The U.S. labor market remains vibrant as the July U.S. Bureau of Labor Statistics (BLS) reported non-farm payroll increased by 187,000. Both the unemployment rate, at 3.5 percent, and the number of unemployed persons, at 5.8 million remained essentially flat versus the prior month.
After a jump in January, hiring has slowed in 2023 to near the slowest pace in the pandemic cycle. Last year, the BLS reported job gains averaging 400,000 per month. Other data from the Labor Department showed a marked slowdown in labor costs in the second quarter due to a solid rebound in worker productivity. These factors led Bill Adams, chief economist at Comerica Bank in Dallas to note, “Recession risk is receding.”
“From my perspective as a veteran talent recruiter and senior operations manager of one of the world’s largest executive search organizations I offer a very simple summary of today’s BLS data. The white-collar employment marketplace continues to outperform expectations. Smart candidates with in-demand skills remain a coveted commodity, and our best client firms have talent acquisition strategies in place to strengthen their organizations as they move quickly and effectively to add to their talent roster. Today’s report reinforces our core belief that the talent environment for both clients and candidates is aligned to favor bold business and career actions,” noted Nancy Halverson, senior vice president, field operations, MRINetwork.
“Virtually every one of our 200+ Network offices in dozens of industry sectors see solid underlying demand for top talent even in the face of the Federal Reserve’s efforts to subdue inflation. They counsel their clients to have a comprehensive talent strategy in place. Key to that strategy is an effective external recruitment process, smart onboarding experiences from first touch to team integration, best-in-class internal mobility programs, and active plans to leverage interim employment.”
CNBC’s Jeff Cox provided context to today’s report with insightful observations on the broader jobs market, “The clues to what the generally backwards-looking (BLS) report tells about the future lie in some under-the-hood numbers: prime-age labor force participation, hours worked and average hourly earnings, and the sectors where job growth was highest. The prime-age participation rate, for one, focuses on the 25-to-54 age group cohort. While the overall rate has been stuck at 62.6% for the past four months and is still below its pre-pandemic level, the prime-age group has been moving up steadily, if incrementally, and is currently at 83.5%, half a percentage point above where it was in February 2020 — just before Covid hit.”

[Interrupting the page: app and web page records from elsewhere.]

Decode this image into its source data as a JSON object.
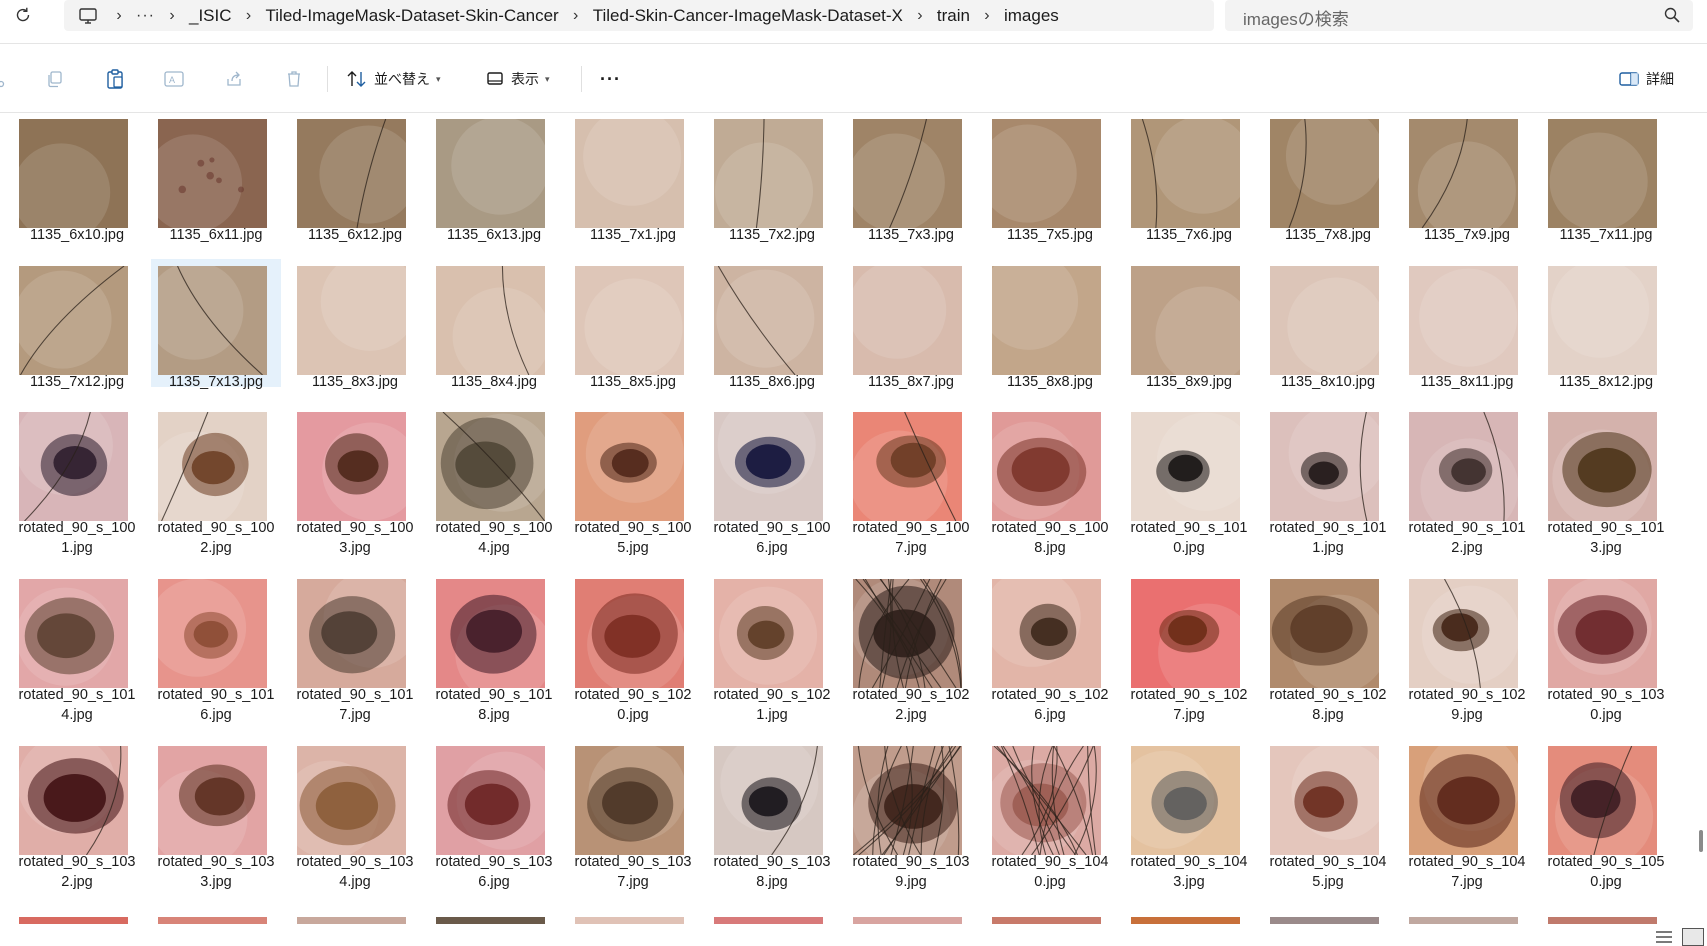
{
  "address": {
    "breadcrumb": [
      "_ISIC",
      "Tiled-ImageMask-Dataset-Skin-Cancer",
      "Tiled-Skin-Cancer-ImageMask-Dataset-X",
      "train",
      "images"
    ],
    "more": "···",
    "search_placeholder": "imagesの検索"
  },
  "toolbar": {
    "sort_label": "並べ替え",
    "view_label": "表示",
    "more_label": "···",
    "details_label": "詳細"
  },
  "files": [
    {
      "label": "1135_6x10.jpg",
      "kind": "skin",
      "base": "#8e7356",
      "hair": 0,
      "spot": 0,
      "selected": false
    },
    {
      "label": "1135_6x11.jpg",
      "kind": "skin",
      "base": "#8a6550",
      "hair": 0,
      "spot": 1,
      "selected": false
    },
    {
      "label": "1135_6x12.jpg",
      "kind": "skin",
      "base": "#957a5e",
      "hair": 1,
      "spot": 0,
      "selected": false
    },
    {
      "label": "1135_6x13.jpg",
      "kind": "skin",
      "base": "#a99a84",
      "hair": 0,
      "spot": 0,
      "selected": false
    },
    {
      "label": "1135_7x1.jpg",
      "kind": "skin",
      "base": "#d6bfae",
      "hair": 0,
      "spot": 0,
      "selected": false
    },
    {
      "label": "1135_7x2.jpg",
      "kind": "skin",
      "base": "#c0ab95",
      "hair": 1,
      "spot": 0,
      "selected": false
    },
    {
      "label": "1135_7x3.jpg",
      "kind": "skin",
      "base": "#9f8467",
      "hair": 1,
      "spot": 0,
      "selected": false
    },
    {
      "label": "1135_7x5.jpg",
      "kind": "skin",
      "base": "#a8896c",
      "hair": 0,
      "spot": 0,
      "selected": false
    },
    {
      "label": "1135_7x6.jpg",
      "kind": "skin",
      "base": "#b09678",
      "hair": 1,
      "spot": 0,
      "selected": false
    },
    {
      "label": "1135_7x8.jpg",
      "kind": "skin",
      "base": "#a08566",
      "hair": 1,
      "spot": 0,
      "selected": false
    },
    {
      "label": "1135_7x9.jpg",
      "kind": "skin",
      "base": "#a48a6d",
      "hair": 1,
      "spot": 0,
      "selected": false
    },
    {
      "label": "1135_7x11.jpg",
      "kind": "skin",
      "base": "#9c8263",
      "hair": 0,
      "spot": 0,
      "selected": false
    },
    {
      "label": "1135_7x12.jpg",
      "kind": "skin",
      "base": "#b49a7e",
      "hair": 1,
      "spot": 0,
      "selected": false
    },
    {
      "label": "1135_7x13.jpg",
      "kind": "skin",
      "base": "#b39c84",
      "hair": 1,
      "spot": 0,
      "selected": true
    },
    {
      "label": "1135_8x3.jpg",
      "kind": "skin",
      "base": "#dcc4b4",
      "hair": 0,
      "spot": 0,
      "selected": false
    },
    {
      "label": "1135_8x4.jpg",
      "kind": "skin",
      "base": "#d9c0ae",
      "hair": 1,
      "spot": 0,
      "selected": false
    },
    {
      "label": "1135_8x5.jpg",
      "kind": "skin",
      "base": "#dec6b8",
      "hair": 0,
      "spot": 0,
      "selected": false
    },
    {
      "label": "1135_8x6.jpg",
      "kind": "skin",
      "base": "#cdb4a2",
      "hair": 1,
      "spot": 0,
      "selected": false
    },
    {
      "label": "1135_8x7.jpg",
      "kind": "skin",
      "base": "#d8bbad",
      "hair": 0,
      "spot": 0,
      "selected": false
    },
    {
      "label": "1135_8x8.jpg",
      "kind": "skin",
      "base": "#c2a68a",
      "hair": 0,
      "spot": 0,
      "selected": false
    },
    {
      "label": "1135_8x9.jpg",
      "kind": "skin",
      "base": "#bda188",
      "hair": 0,
      "spot": 0,
      "selected": false
    },
    {
      "label": "1135_8x10.jpg",
      "kind": "skin",
      "base": "#dcc5b8",
      "hair": 0,
      "spot": 0,
      "selected": false
    },
    {
      "label": "1135_8x11.jpg",
      "kind": "skin",
      "base": "#e0c9bf",
      "hair": 0,
      "spot": 0,
      "selected": false
    },
    {
      "label": "1135_8x12.jpg",
      "kind": "skin",
      "base": "#e3d2c8",
      "hair": 0,
      "spot": 0,
      "selected": false
    },
    {
      "label": "rotated_90_s_1001.jpg",
      "kind": "lesion",
      "base": "#d8b5b8",
      "lesion": "#2a1a2a",
      "size": 0.55,
      "hair": 1,
      "selected": false
    },
    {
      "label": "rotated_90_s_1002.jpg",
      "kind": "lesion",
      "base": "#e3d2c6",
      "lesion": "#6b3d22",
      "size": 0.55,
      "hair": 1,
      "selected": false
    },
    {
      "label": "rotated_90_s_1003.jpg",
      "kind": "lesion",
      "base": "#e49aa0",
      "lesion": "#4a2416",
      "size": 0.5,
      "hair": 0,
      "selected": false
    },
    {
      "label": "rotated_90_s_1004.jpg",
      "kind": "lesion",
      "base": "#b8a690",
      "lesion": "#4e4434",
      "size": 0.95,
      "hair": 1,
      "selected": false
    },
    {
      "label": "rotated_90_s_1005.jpg",
      "kind": "lesion",
      "base": "#e09d7e",
      "lesion": "#4d2418",
      "size": 0.4,
      "hair": 0,
      "selected": false
    },
    {
      "label": "rotated_90_s_1006.jpg",
      "kind": "lesion",
      "base": "#d8c8c4",
      "lesion": "#0f1138",
      "size": 0.6,
      "hair": 0,
      "selected": false
    },
    {
      "label": "rotated_90_s_1007.jpg",
      "kind": "lesion",
      "base": "#ea8676",
      "lesion": "#6a3a22",
      "size": 0.6,
      "hair": 1,
      "selected": false
    },
    {
      "label": "rotated_90_s_1008.jpg",
      "kind": "lesion",
      "base": "#e09a98",
      "lesion": "#7a3328",
      "size": 0.9,
      "hair": 0,
      "selected": false
    },
    {
      "label": "rotated_90_s_1010.jpg",
      "kind": "lesion",
      "base": "#e8d9cf",
      "lesion": "#141010",
      "size": 0.35,
      "hair": 0,
      "selected": false
    },
    {
      "label": "rotated_90_s_1011.jpg",
      "kind": "lesion",
      "base": "#dcc0bc",
      "lesion": "#1d1414",
      "size": 0.25,
      "hair": 1,
      "selected": false
    },
    {
      "label": "rotated_90_s_1012.jpg",
      "kind": "lesion",
      "base": "#d7b6b6",
      "lesion": "#3a2a28",
      "size": 0.35,
      "hair": 1,
      "selected": false
    },
    {
      "label": "rotated_90_s_1013.jpg",
      "kind": "lesion",
      "base": "#d4b2ac",
      "lesion": "#4a3216",
      "size": 0.9,
      "hair": 0,
      "selected": false
    },
    {
      "label": "rotated_90_s_1014.jpg",
      "kind": "lesion",
      "base": "#e2a7a8",
      "lesion": "#5b4030",
      "size": 0.9,
      "hair": 0,
      "selected": false
    },
    {
      "label": "rotated_90_s_1016.jpg",
      "kind": "lesion",
      "base": "#e7948c",
      "lesion": "#8a4a32",
      "size": 0.35,
      "hair": 0,
      "selected": false
    },
    {
      "label": "rotated_90_s_1017.jpg",
      "kind": "lesion",
      "base": "#d6aa9c",
      "lesion": "#4a3a30",
      "size": 0.85,
      "hair": 0,
      "selected": false
    },
    {
      "label": "rotated_90_s_1018.jpg",
      "kind": "lesion",
      "base": "#e48888",
      "lesion": "#3e1a26",
      "size": 0.85,
      "hair": 0,
      "selected": false
    },
    {
      "label": "rotated_90_s_1020.jpg",
      "kind": "lesion",
      "base": "#e07e74",
      "lesion": "#7a2a20",
      "size": 0.85,
      "hair": 0,
      "selected": false
    },
    {
      "label": "rotated_90_s_1021.jpg",
      "kind": "lesion",
      "base": "#e4b2a8",
      "lesion": "#5a3a22",
      "size": 0.4,
      "hair": 0,
      "selected": false
    },
    {
      "label": "rotated_90_s_1022.jpg",
      "kind": "lesion",
      "base": "#b08a7a",
      "lesion": "#2a1c18",
      "size": 1.0,
      "hair": 2,
      "selected": false
    },
    {
      "label": "rotated_90_s_1026.jpg",
      "kind": "lesion",
      "base": "#e2b5a8",
      "lesion": "#3a2418",
      "size": 0.4,
      "hair": 0,
      "selected": false
    },
    {
      "label": "rotated_90_s_1027.jpg",
      "kind": "lesion",
      "base": "#ea7070",
      "lesion": "#6a2a14",
      "size": 0.45,
      "hair": 0,
      "selected": false
    },
    {
      "label": "rotated_90_s_1028.jpg",
      "kind": "lesion",
      "base": "#b08a6c",
      "lesion": "#5a3a26",
      "size": 1.0,
      "hair": 0,
      "selected": false
    },
    {
      "label": "rotated_90_s_1029.jpg",
      "kind": "lesion",
      "base": "#e4cfc4",
      "lesion": "#3e2012",
      "size": 0.4,
      "hair": 1,
      "selected": false
    },
    {
      "label": "rotated_90_s_1030.jpg",
      "kind": "lesion",
      "base": "#e0a8a4",
      "lesion": "#6a2428",
      "size": 0.9,
      "hair": 0,
      "selected": false
    },
    {
      "label": "rotated_90_s_1032.jpg",
      "kind": "lesion",
      "base": "#e0aea8",
      "lesion": "#3e0e10",
      "size": 1.0,
      "hair": 1,
      "selected": false
    },
    {
      "label": "rotated_90_s_1033.jpg",
      "kind": "lesion",
      "base": "#e2a4a4",
      "lesion": "#5a2e1e",
      "size": 0.7,
      "hair": 0,
      "selected": false
    },
    {
      "label": "rotated_90_s_1034.jpg",
      "kind": "lesion",
      "base": "#dcb4a8",
      "lesion": "#8a5a36",
      "size": 1.0,
      "hair": 0,
      "selected": false
    },
    {
      "label": "rotated_90_s_1036.jpg",
      "kind": "lesion",
      "base": "#e0a0a4",
      "lesion": "#6a2222",
      "size": 0.8,
      "hair": 0,
      "selected": false
    },
    {
      "label": "rotated_90_s_1037.jpg",
      "kind": "lesion",
      "base": "#b89276",
      "lesion": "#4a3424",
      "size": 0.85,
      "hair": 0,
      "selected": false
    },
    {
      "label": "rotated_90_s_1038.jpg",
      "kind": "lesion",
      "base": "#d6c8c2",
      "lesion": "#141016",
      "size": 0.45,
      "hair": 1,
      "selected": false
    },
    {
      "label": "rotated_90_s_1039.jpg",
      "kind": "lesion",
      "base": "#c09c8c",
      "lesion": "#3a1e16",
      "size": 0.9,
      "hair": 2,
      "selected": false
    },
    {
      "label": "rotated_90_s_1040.jpg",
      "kind": "lesion",
      "base": "#dcaaa4",
      "lesion": "#9a5a50",
      "size": 0.85,
      "hair": 2,
      "selected": false
    },
    {
      "label": "rotated_90_s_1043.jpg",
      "kind": "lesion",
      "base": "#e4c2a0",
      "lesion": "#5a5a5a",
      "size": 0.55,
      "hair": 0,
      "selected": false
    },
    {
      "label": "rotated_90_s_1045.jpg",
      "kind": "lesion",
      "base": "#e4c6bc",
      "lesion": "#6a2a1c",
      "size": 0.5,
      "hair": 0,
      "selected": false
    },
    {
      "label": "rotated_90_s_1047.jpg",
      "kind": "lesion",
      "base": "#d8a07a",
      "lesion": "#5a2418",
      "size": 1.0,
      "hair": 0,
      "selected": false
    },
    {
      "label": "rotated_90_s_1050.jpg",
      "kind": "lesion",
      "base": "#e48c7c",
      "lesion": "#3a1a20",
      "size": 0.7,
      "hair": 1,
      "selected": false
    }
  ],
  "partial_row": [
    {
      "base": "#d86a60"
    },
    {
      "base": "#d88478"
    },
    {
      "base": "#c8a89c"
    },
    {
      "base": "#6a5a4a"
    },
    {
      "base": "#e0c2b6"
    },
    {
      "base": "#d87a7a"
    },
    {
      "base": "#d8a4a0"
    },
    {
      "base": "#c87a6a"
    },
    {
      "base": "#c8703a"
    },
    {
      "base": "#9a8a8a"
    },
    {
      "base": "#c0a8a0"
    },
    {
      "base": "#c07a6c"
    }
  ]
}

He interviewed Rachel Sederberg, senior economist for job analytics firm Lightcast who added, “The durability of this labor market largely comes because we simply don’t have the people. We’ve got an aging population that we have to support with much smaller groups of people — the millennials, Gen X. They don’t even come close to the Baby Boomers who have left the labor market.”

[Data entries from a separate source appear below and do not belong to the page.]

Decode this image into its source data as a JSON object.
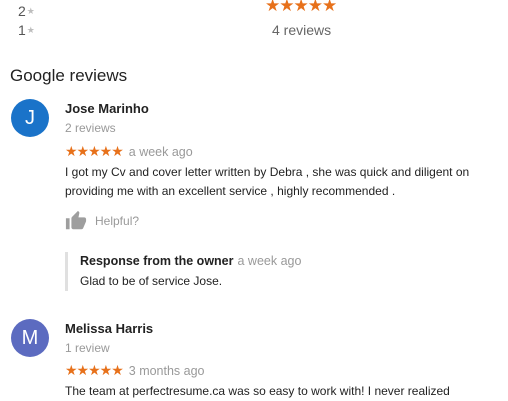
{
  "distribution": {
    "rows": [
      {
        "label": "2",
        "star": "★"
      },
      {
        "label": "1",
        "star": "★"
      }
    ]
  },
  "aggregate": {
    "stars": "★★★★★",
    "count_text": "4 reviews",
    "star_color": "#e7711b"
  },
  "section_title": "Google reviews",
  "reviews": [
    {
      "avatar_letter": "J",
      "avatar_color": "#1a73c9",
      "name": "Jose Marinho",
      "review_count": "2 reviews",
      "stars": "★★★★★",
      "time_ago": "a week ago",
      "text": "I got my Cv and cover letter written by Debra , she was quick and diligent on providing me with an excellent service , highly recommended .",
      "helpful_label": "Helpful?",
      "response": {
        "header": "Response from the owner",
        "time_ago": "a week ago",
        "text": "Glad to be of service Jose."
      }
    },
    {
      "avatar_letter": "M",
      "avatar_color": "#5c6bc0",
      "name": "Melissa Harris",
      "review_count": "1 review",
      "stars": "★★★★★",
      "time_ago": "3 months ago",
      "text": "The team at perfectresume.ca was so easy to work with! I never realized"
    }
  ]
}
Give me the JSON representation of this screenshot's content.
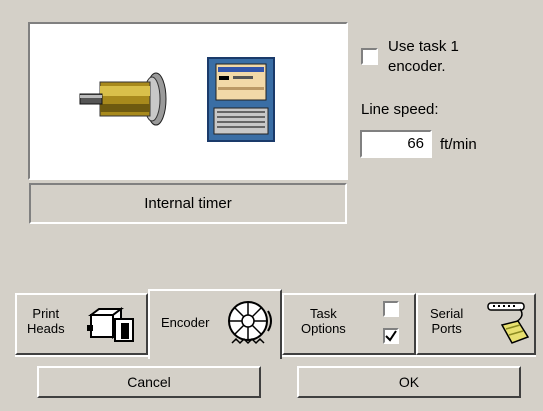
{
  "preview": {
    "mode_label": "Internal timer"
  },
  "encoder_option": {
    "label_line1": "Use task 1",
    "label_line2": "encoder.",
    "checked": false
  },
  "line_speed": {
    "caption": "Line speed:",
    "value": "66",
    "unit": "ft/min"
  },
  "tabs": [
    {
      "line1": "Print",
      "line2": "Heads",
      "icon": "print-heads-icon",
      "selected": false
    },
    {
      "line1": "Encoder",
      "icon": "encoder-wheel-icon",
      "selected": true
    },
    {
      "line1": "Task",
      "line2": "Options",
      "icon": "checkbox-options-icon",
      "selected": false
    },
    {
      "line1": "Serial",
      "line2": "Ports",
      "icon": "serial-cable-icon",
      "selected": false
    }
  ],
  "buttons": {
    "cancel": "Cancel",
    "ok": "OK"
  }
}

Total nonfarm payroll employment gains in July increased less than the average monthly gain of 312,000 over the prior 12 months. Key industry summaries include:
Healthcare added 63,000 jobs, compared with the average monthly gain of 51,000 in the prior 12 months.
Employment in financial activities increased by 19,000 in July. The industry had added an average of 16,000 jobs per month in the second quarter of the year, after employment was essentially flat in the first quarter. Over the month, a job gain in real estate and rental and leasing (+12,000) was partially offset by a loss in commercial banking (-3,000).
In July, employment in wholesale trade increased by 18,000, after showing little net change in recent months. Employment in the other services industry continued to trend up in July (+20,000), compared with the average monthly gain of 15,000 over the prior 12 months.
Construction employment continued to trend up in July (+19,000), in line with the average monthly gain of 17,000 in the prior 12 months. Over the month, job growth occurred in residential specialty trade contractors (+13,000) and in nonresidential building construction (+11,000).
In July, employment in leisure and hospitality ticked upward (+17,000).
Employment in professional and business services as well as mining, quarrying, oil and gas extraction; manufacturing; retail trade; transportation and warehousing; information; and government showed little change over the prior month.
Halverson also noted, “Our ongoing advice to clients is to focus less on short-term economic conditions reflected in data points such as the BLS report. Instead, ensure you have a long-range talent enhancement strategy to consistently improve your team’s three C’s: culture, capability, and productive capacity.”